# PROMPT
Give back each line of the listing precisely as written.

*** Begin section ***

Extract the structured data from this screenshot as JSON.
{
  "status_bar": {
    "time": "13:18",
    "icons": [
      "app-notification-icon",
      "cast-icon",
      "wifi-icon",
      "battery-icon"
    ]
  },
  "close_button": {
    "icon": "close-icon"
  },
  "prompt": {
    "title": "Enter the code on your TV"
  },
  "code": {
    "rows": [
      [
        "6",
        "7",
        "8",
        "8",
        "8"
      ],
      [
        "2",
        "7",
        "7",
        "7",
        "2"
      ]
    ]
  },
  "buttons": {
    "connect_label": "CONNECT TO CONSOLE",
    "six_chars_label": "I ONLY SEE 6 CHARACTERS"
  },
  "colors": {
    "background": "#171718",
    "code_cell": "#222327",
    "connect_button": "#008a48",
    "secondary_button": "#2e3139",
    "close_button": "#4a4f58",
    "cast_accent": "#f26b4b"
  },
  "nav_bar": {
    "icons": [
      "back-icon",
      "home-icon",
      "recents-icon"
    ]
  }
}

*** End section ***

# SOLUTION FOR THIS TASK
Extract the structured data from this screenshot as JSON.
{
  "status_bar": {
    "time": "13:18",
    "icons": [
      "app-notification-icon",
      "cast-icon",
      "wifi-icon",
      "battery-icon"
    ]
  },
  "close_button": {
    "icon": "close-icon"
  },
  "prompt": {
    "title": "Enter the code on your TV"
  },
  "code": {
    "rows": [
      [
        "6",
        "7",
        "8",
        "8",
        "8"
      ],
      [
        "2",
        "7",
        "7",
        "7",
        "2"
      ]
    ]
  },
  "buttons": {
    "connect_label": "CONNECT TO CONSOLE",
    "six_chars_label": "I ONLY SEE 6 CHARACTERS"
  },
  "colors": {
    "background": "#171718",
    "code_cell": "#222327",
    "connect_button": "#008a48",
    "secondary_button": "#2e3139",
    "close_button": "#4a4f58",
    "cast_accent": "#f26b4b"
  },
  "nav_bar": {
    "icons": [
      "back-icon",
      "home-icon",
      "recents-icon"
    ]
  }
}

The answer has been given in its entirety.